I highly doubt most cops will pull you over unless you're being a nuisance to traffic, slowing the flow or otherwise impeding other cars. But just to be safe, be sure to have all your paperwork together. I'm from Illinois, where there is no law on the books for YOM plates. I've been told as long as it's registered with some kind of plate and you have the plates and registration in the vehicle the worst that will happen is a cop will tell you to switch out the plates. Maybe Michigan has a similar ruling.
This is one area where the variations among states range from bizarre to absurd. In one state it's illegal to restore YOM plates, and in another state it's required. Some states have no YOM law, and some states have YOM and two or three other kinds of antique plates. The driving restrictions vary from virtually none to severely harassing. No man's life and property are safe while the legislature is in session.
Doesn't the 1949 Geneva Convention on Road Traffic or something like that protect you from conflicting laws when you cross provincial or state lines?
My recollection of that quote is, "No man or his wallet is safe while the legislature is in session". LOL!!!
Keep in mind that it's not so important what your particular state wants in regards to what plates you run, but more so how your insurance company will react if an accident is involved. If your out on a tour while sporting restricted mileage plates, it could hamper your ability to seek coverage.
Dave Wells, I should have said YOM plates. I don't proofread well first thing in the morning
Actually Bill in Adelaida Calif, I was referring to Bill Elliott the original poster. I guess you don't proof read well at night either.
Bill, I believe you are right on the Michigan rules for the YOM plate. To and from club meetings, to and from car shows, and cruises, and now anytime, in August. The August deal started last year with help from Hagerty Insurance for Michigan anyway as far as I know.Check the Hagerty website for the law changes for YOM plates, I'm sure it's there somewhere. Jim Derocher, AuGres, Michigan

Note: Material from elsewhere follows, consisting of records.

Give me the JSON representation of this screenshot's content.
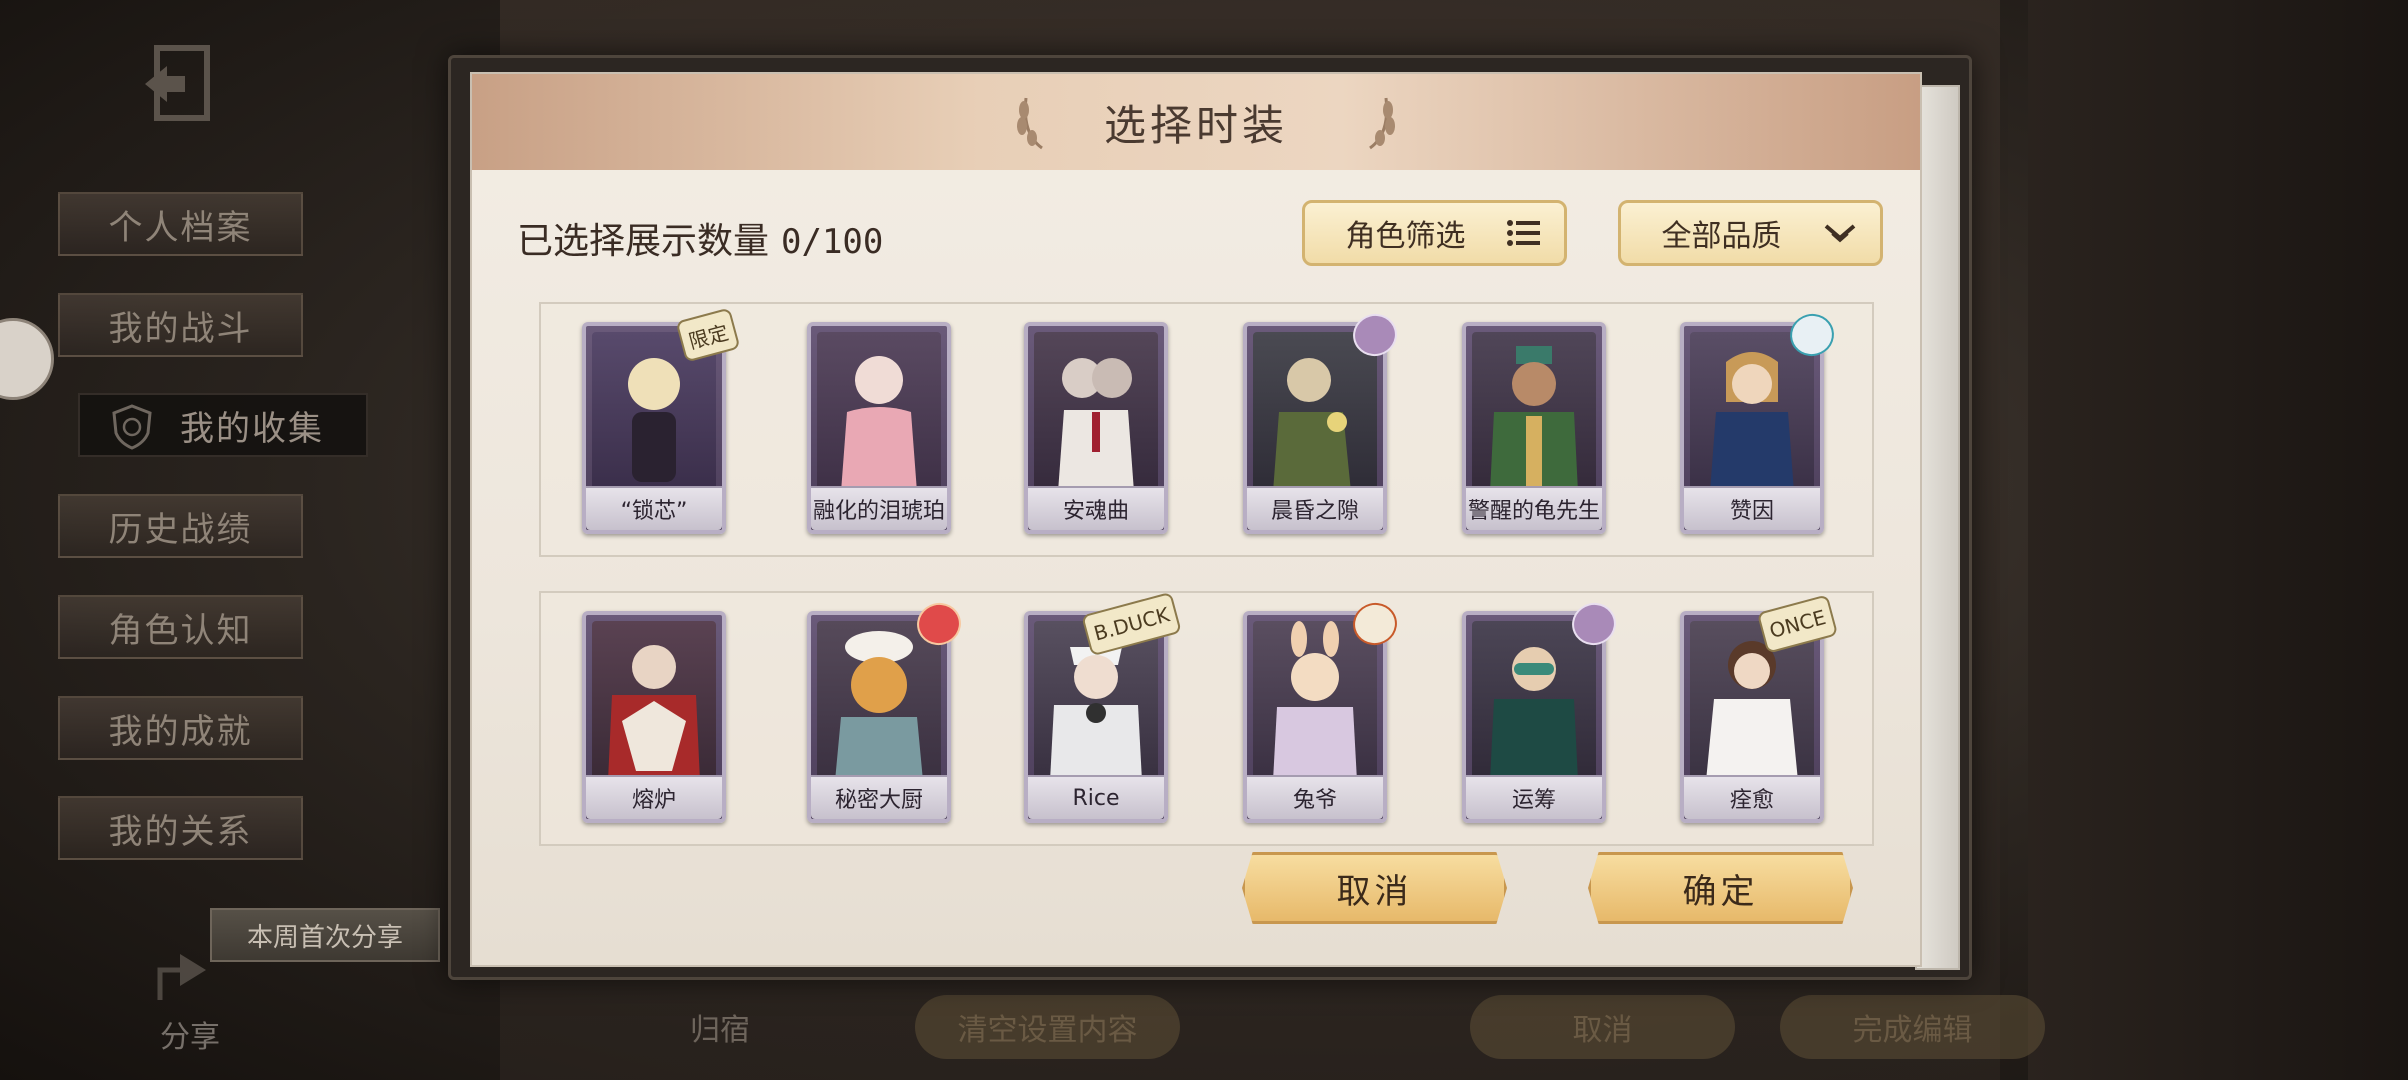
{
  "sidebar": {
    "items": [
      {
        "label": "个人档案"
      },
      {
        "label": "我的战斗"
      },
      {
        "label": "我的收集"
      },
      {
        "label": "历史战绩"
      },
      {
        "label": "角色认知"
      },
      {
        "label": "我的成就"
      },
      {
        "label": "我的关系"
      }
    ],
    "active_index": 2,
    "share_tip": "本周首次分享",
    "share_label": "分享"
  },
  "background_bar": {
    "home": "归宿",
    "clear": "清空设置内容",
    "cancel": "取消",
    "finish": "完成编辑"
  },
  "modal": {
    "title": "选择时装",
    "selected_label": "已选择展示数量",
    "selected_count": "0/100",
    "role_filter": "角色筛选",
    "quality_filter": "全部品质",
    "cards": [
      {
        "name": "“锁芯”",
        "badge": "限定"
      },
      {
        "name": "融化的泪琥珀",
        "badge": ""
      },
      {
        "name": "安魂曲",
        "badge": ""
      },
      {
        "name": "晨昏之隙",
        "badge": ""
      },
      {
        "name": "警醒的龟先生",
        "badge": ""
      },
      {
        "name": "赞因",
        "badge": ""
      },
      {
        "name": "熔炉",
        "badge": ""
      },
      {
        "name": "秘密大厨",
        "badge": ""
      },
      {
        "name": "Rice",
        "badge": "B.DUCK"
      },
      {
        "name": "兔爷",
        "badge": ""
      },
      {
        "name": "运筹",
        "badge": ""
      },
      {
        "name": "痊愈",
        "badge": "ONCE"
      }
    ],
    "cancel_button": "取消",
    "confirm_button": "确定"
  },
  "colors": {
    "header_gradient_mid": "#ecd6c1",
    "button_gold": "#e7b96a",
    "card_purple": "#4a3c58"
  }
}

In Florida we have Horseless plates (Pre-war cars) and they are a one time fee as long as you own the car. My insurance company (State Farm) had all the restrictions not the state so I dumped them. As far as being pulled over by a foreign Constabulary Just once in Kingsland Ga.... he wanted a picture of the car.
I run 1919 NY tags on my car, Only once did I have a problem and that was while driving in Florida. I don't think the Florida officer knew how to run them in his data base. It took about 20 minuets for his to figure it out. Now why he couldn't see that the tag numbers matched the numbers on the registration I'll never know why. They were legal New York state tags.I think he was just fishing for a ticket.
Bill I can't imagine any reasonable police officer, anywhere, giving you grief about running a vintage tag on your trip, but I'd do as Jelf suggests. Commemorating your car's 100th birthday is easy justification for a "tour" even if it just involves your one car.
You might have a problem if you run regular tags and the state at issue doesn't grandfather your car for safety equipment. I understand Mr. Model T ran into such problems in the northwest due to some hard-ankle Barney Fife idiot. If it had been me pulled over, that officer would be sporting a desk for a long, long time.